Data records:
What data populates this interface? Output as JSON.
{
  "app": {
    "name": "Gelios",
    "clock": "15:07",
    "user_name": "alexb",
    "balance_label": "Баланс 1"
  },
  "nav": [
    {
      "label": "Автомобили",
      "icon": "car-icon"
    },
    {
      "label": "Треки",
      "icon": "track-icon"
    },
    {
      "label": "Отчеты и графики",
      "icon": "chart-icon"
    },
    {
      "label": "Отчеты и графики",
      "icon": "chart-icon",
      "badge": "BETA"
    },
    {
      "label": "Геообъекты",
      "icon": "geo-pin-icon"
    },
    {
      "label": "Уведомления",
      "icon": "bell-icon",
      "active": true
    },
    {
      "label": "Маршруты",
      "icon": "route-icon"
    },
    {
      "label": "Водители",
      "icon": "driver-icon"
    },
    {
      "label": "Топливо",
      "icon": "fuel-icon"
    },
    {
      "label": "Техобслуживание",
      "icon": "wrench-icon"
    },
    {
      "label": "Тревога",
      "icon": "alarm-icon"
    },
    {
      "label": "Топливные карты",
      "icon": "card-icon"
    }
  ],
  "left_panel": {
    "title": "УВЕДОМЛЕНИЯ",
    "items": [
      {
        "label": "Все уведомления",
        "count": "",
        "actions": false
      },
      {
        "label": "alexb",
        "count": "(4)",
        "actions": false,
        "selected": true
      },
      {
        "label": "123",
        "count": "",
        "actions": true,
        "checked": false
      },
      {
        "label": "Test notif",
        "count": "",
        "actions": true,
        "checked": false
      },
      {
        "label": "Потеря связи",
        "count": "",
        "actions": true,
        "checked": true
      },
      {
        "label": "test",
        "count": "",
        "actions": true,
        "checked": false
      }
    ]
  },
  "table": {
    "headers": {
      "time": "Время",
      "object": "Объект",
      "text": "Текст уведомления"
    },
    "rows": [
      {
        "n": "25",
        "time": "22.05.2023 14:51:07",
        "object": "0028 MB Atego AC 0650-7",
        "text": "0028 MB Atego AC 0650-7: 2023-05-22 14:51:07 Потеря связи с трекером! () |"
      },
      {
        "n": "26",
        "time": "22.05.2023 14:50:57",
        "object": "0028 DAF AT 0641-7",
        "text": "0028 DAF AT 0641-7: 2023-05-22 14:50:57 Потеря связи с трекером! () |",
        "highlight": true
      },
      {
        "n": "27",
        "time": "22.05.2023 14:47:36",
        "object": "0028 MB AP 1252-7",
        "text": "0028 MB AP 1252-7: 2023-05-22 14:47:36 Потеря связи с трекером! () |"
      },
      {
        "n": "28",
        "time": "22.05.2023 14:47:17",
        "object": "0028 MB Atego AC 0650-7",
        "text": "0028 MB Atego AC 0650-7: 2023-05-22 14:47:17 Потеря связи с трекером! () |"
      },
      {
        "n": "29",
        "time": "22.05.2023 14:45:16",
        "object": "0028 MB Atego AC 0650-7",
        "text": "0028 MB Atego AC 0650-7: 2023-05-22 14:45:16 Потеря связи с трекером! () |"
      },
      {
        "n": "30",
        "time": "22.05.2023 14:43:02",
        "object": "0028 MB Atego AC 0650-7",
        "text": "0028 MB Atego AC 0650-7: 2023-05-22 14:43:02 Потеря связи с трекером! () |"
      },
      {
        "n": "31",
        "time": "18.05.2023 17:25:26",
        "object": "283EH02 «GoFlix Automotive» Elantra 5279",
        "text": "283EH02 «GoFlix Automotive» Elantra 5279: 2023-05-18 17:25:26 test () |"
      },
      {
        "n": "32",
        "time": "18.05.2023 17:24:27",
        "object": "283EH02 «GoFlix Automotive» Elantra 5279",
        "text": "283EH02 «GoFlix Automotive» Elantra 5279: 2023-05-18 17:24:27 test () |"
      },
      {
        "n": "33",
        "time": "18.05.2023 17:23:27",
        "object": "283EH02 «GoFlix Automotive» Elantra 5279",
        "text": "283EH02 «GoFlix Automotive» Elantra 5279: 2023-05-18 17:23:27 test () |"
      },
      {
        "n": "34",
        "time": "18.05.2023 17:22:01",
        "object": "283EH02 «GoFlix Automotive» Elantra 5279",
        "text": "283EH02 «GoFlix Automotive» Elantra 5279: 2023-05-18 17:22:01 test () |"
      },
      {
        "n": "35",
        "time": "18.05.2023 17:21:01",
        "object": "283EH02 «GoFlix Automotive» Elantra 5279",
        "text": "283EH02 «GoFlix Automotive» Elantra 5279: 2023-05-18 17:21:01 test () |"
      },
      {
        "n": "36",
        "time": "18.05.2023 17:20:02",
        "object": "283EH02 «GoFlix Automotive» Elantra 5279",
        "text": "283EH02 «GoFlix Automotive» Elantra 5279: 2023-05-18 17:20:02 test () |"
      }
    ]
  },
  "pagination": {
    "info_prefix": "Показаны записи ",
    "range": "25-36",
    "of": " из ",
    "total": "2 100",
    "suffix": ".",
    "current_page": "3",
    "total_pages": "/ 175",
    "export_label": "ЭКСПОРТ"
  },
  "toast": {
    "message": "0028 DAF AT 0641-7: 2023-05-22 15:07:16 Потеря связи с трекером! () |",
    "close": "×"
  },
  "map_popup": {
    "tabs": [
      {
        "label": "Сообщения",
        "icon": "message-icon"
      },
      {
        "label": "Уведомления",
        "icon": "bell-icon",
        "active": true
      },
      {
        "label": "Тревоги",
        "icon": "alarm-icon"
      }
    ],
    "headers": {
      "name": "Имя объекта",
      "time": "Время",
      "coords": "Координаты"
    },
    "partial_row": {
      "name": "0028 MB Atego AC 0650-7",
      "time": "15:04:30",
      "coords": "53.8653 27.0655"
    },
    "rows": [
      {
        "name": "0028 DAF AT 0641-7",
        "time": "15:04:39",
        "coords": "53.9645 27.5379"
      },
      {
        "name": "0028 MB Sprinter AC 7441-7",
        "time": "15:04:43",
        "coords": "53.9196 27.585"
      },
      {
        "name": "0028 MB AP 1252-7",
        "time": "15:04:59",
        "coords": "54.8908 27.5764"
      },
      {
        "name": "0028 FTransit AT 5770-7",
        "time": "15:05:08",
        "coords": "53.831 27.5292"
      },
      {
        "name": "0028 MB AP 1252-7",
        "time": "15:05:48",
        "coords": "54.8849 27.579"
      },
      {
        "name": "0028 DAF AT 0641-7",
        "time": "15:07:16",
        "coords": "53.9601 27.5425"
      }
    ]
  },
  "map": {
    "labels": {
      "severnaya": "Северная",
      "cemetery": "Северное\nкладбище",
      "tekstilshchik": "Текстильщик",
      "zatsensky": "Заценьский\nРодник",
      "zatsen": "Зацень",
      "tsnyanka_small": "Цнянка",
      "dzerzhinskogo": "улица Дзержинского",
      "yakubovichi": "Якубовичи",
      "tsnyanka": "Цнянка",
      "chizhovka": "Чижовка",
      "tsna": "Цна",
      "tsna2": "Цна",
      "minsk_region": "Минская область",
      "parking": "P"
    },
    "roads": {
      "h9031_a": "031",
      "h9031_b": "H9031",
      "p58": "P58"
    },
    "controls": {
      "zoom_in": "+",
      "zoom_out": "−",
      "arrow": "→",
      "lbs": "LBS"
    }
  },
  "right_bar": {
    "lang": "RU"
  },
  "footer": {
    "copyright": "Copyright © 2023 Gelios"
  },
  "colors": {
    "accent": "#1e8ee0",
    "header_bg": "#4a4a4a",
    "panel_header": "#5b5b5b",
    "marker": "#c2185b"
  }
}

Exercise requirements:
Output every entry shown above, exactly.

Reply:
What data populates this interface? Output as JSON.
{
  "app": {
    "name": "Gelios",
    "clock": "15:07",
    "user_name": "alexb",
    "balance_label": "Баланс 1"
  },
  "nav": [
    {
      "label": "Автомобили",
      "icon": "car-icon"
    },
    {
      "label": "Треки",
      "icon": "track-icon"
    },
    {
      "label": "Отчеты и графики",
      "icon": "chart-icon"
    },
    {
      "label": "Отчеты и графики",
      "icon": "chart-icon",
      "badge": "BETA"
    },
    {
      "label": "Геообъекты",
      "icon": "geo-pin-icon"
    },
    {
      "label": "Уведомления",
      "icon": "bell-icon",
      "active": true
    },
    {
      "label": "Маршруты",
      "icon": "route-icon"
    },
    {
      "label": "Водители",
      "icon": "driver-icon"
    },
    {
      "label": "Топливо",
      "icon": "fuel-icon"
    },
    {
      "label": "Техобслуживание",
      "icon": "wrench-icon"
    },
    {
      "label": "Тревога",
      "icon": "alarm-icon"
    },
    {
      "label": "Топливные карты",
      "icon": "card-icon"
    }
  ],
  "left_panel": {
    "title": "УВЕДОМЛЕНИЯ",
    "items": [
      {
        "label": "Все уведомления",
        "count": "",
        "actions": false
      },
      {
        "label": "alexb",
        "count": "(4)",
        "actions": false,
        "selected": true
      },
      {
        "label": "123",
        "count": "",
        "actions": true,
        "checked": false
      },
      {
        "label": "Test notif",
        "count": "",
        "actions": true,
        "checked": false
      },
      {
        "label": "Потеря связи",
        "count": "",
        "actions": true,
        "checked": true
      },
      {
        "label": "test",
        "count": "",
        "actions": true,
        "checked": false
      }
    ]
  },
  "table": {
    "headers": {
      "time": "Время",
      "object": "Объект",
      "text": "Текст уведомления"
    },
    "rows": [
      {
        "n": "25",
        "time": "22.05.2023 14:51:07",
        "object": "0028 MB Atego AC 0650-7",
        "text": "0028 MB Atego AC 0650-7: 2023-05-22 14:51:07 Потеря связи с трекером! () |"
      },
      {
        "n": "26",
        "time": "22.05.2023 14:50:57",
        "object": "0028 DAF AT 0641-7",
        "text": "0028 DAF AT 0641-7: 2023-05-22 14:50:57 Потеря связи с трекером! () |",
        "highlight": true
      },
      {
        "n": "27",
        "time": "22.05.2023 14:47:36",
        "object": "0028 MB AP 1252-7",
        "text": "0028 MB AP 1252-7: 2023-05-22 14:47:36 Потеря связи с трекером! () |"
      },
      {
        "n": "28",
        "time": "22.05.2023 14:47:17",
        "object": "0028 MB Atego AC 0650-7",
        "text": "0028 MB Atego AC 0650-7: 2023-05-22 14:47:17 Потеря связи с трекером! () |"
      },
      {
        "n": "29",
        "time": "22.05.2023 14:45:16",
        "object": "0028 MB Atego AC 0650-7",
        "text": "0028 MB Atego AC 0650-7: 2023-05-22 14:45:16 Потеря связи с трекером! () |"
      },
      {
        "n": "30",
        "time": "22.05.2023 14:43:02",
        "object": "0028 MB Atego AC 0650-7",
        "text": "0028 MB Atego AC 0650-7: 2023-05-22 14:43:02 Потеря связи с трекером! () |"
      },
      {
        "n": "31",
        "time": "18.05.2023 17:25:26",
        "object": "283EH02 «GoFlix Automotive» Elantra 5279",
        "text": "283EH02 «GoFlix Automotive» Elantra 5279: 2023-05-18 17:25:26 test () |"
      },
      {
        "n": "32",
        "time": "18.05.2023 17:24:27",
        "object": "283EH02 «GoFlix Automotive» Elantra 5279",
        "text": "283EH02 «GoFlix Automotive» Elantra 5279: 2023-05-18 17:24:27 test () |"
      },
      {
        "n": "33",
        "time": "18.05.2023 17:23:27",
        "object": "283EH02 «GoFlix Automotive» Elantra 5279",
        "text": "283EH02 «GoFlix Automotive» Elantra 5279: 2023-05-18 17:23:27 test () |"
      },
      {
        "n": "34",
        "time": "18.05.2023 17:22:01",
        "object": "283EH02 «GoFlix Automotive» Elantra 5279",
        "text": "283EH02 «GoFlix Automotive» Elantra 5279: 2023-05-18 17:22:01 test () |"
      },
      {
        "n": "35",
        "time": "18.05.2023 17:21:01",
        "object": "283EH02 «GoFlix Automotive» Elantra 5279",
        "text": "283EH02 «GoFlix Automotive» Elantra 5279: 2023-05-18 17:21:01 test () |"
      },
      {
        "n": "36",
        "time": "18.05.2023 17:20:02",
        "object": "283EH02 «GoFlix Automotive» Elantra 5279",
        "text": "283EH02 «GoFlix Automotive» Elantra 5279: 2023-05-18 17:20:02 test () |"
      }
    ]
  },
  "pagination": {
    "info_prefix": "Показаны записи ",
    "range": "25-36",
    "of": " из ",
    "total": "2 100",
    "suffix": ".",
    "current_page": "3",
    "total_pages": "/ 175",
    "export_label": "ЭКСПОРТ"
  },
  "toast": {
    "message": "0028 DAF AT 0641-7: 2023-05-22 15:07:16 Потеря связи с трекером! () |",
    "close": "×"
  },
  "map_popup": {
    "tabs": [
      {
        "label": "Сообщения",
        "icon": "message-icon"
      },
      {
        "label": "Уведомления",
        "icon": "bell-icon",
        "active": true
      },
      {
        "label": "Тревоги",
        "icon": "alarm-icon"
      }
    ],
    "headers": {
      "name": "Имя объекта",
      "time": "Время",
      "coords": "Координаты"
    },
    "partial_row": {
      "name": "0028 MB Atego AC 0650-7",
      "time": "15:04:30",
      "coords": "53.8653 27.0655"
    },
    "rows": [
      {
        "name": "0028 DAF AT 0641-7",
        "time": "15:04:39",
        "coords": "53.9645 27.5379"
      },
      {
        "name": "0028 MB Sprinter AC 7441-7",
        "time": "15:04:43",
        "coords": "53.9196 27.585"
      },
      {
        "name": "0028 MB AP 1252-7",
        "time": "15:04:59",
        "coords": "54.8908 27.5764"
      },
      {
        "name": "0028 FTransit AT 5770-7",
        "time": "15:05:08",
        "coords": "53.831 27.5292"
      },
      {
        "name": "0028 MB AP 1252-7",
        "time": "15:05:48",
        "coords": "54.8849 27.579"
      },
      {
        "name": "0028 DAF AT 0641-7",
        "time": "15:07:16",
        "coords": "53.9601 27.5425"
      }
    ]
  },
  "map": {
    "labels": {
      "severnaya": "Северная",
      "cemetery": "Северное\nкладбище",
      "tekstilshchik": "Текстильщик",
      "zatsensky": "Заценьский\nРодник",
      "zatsen": "Зацень",
      "tsnyanka_small": "Цнянка",
      "dzerzhinskogo": "улица Дзержинского",
      "yakubovichi": "Якубовичи",
      "tsnyanka": "Цнянка",
      "chizhovka": "Чижовка",
      "tsna": "Цна",
      "tsna2": "Цна",
      "minsk_region": "Минская область",
      "parking": "P"
    },
    "roads": {
      "h9031_a": "031",
      "h9031_b": "H9031",
      "p58": "P58"
    },
    "controls": {
      "zoom_in": "+",
      "zoom_out": "−",
      "arrow": "→",
      "lbs": "LBS"
    }
  },
  "right_bar": {
    "lang": "RU"
  },
  "footer": {
    "copyright": "Copyright © 2023 Gelios"
  },
  "colors": {
    "accent": "#1e8ee0",
    "header_bg": "#4a4a4a",
    "panel_header": "#5b5b5b",
    "marker": "#c2185b"
  }
}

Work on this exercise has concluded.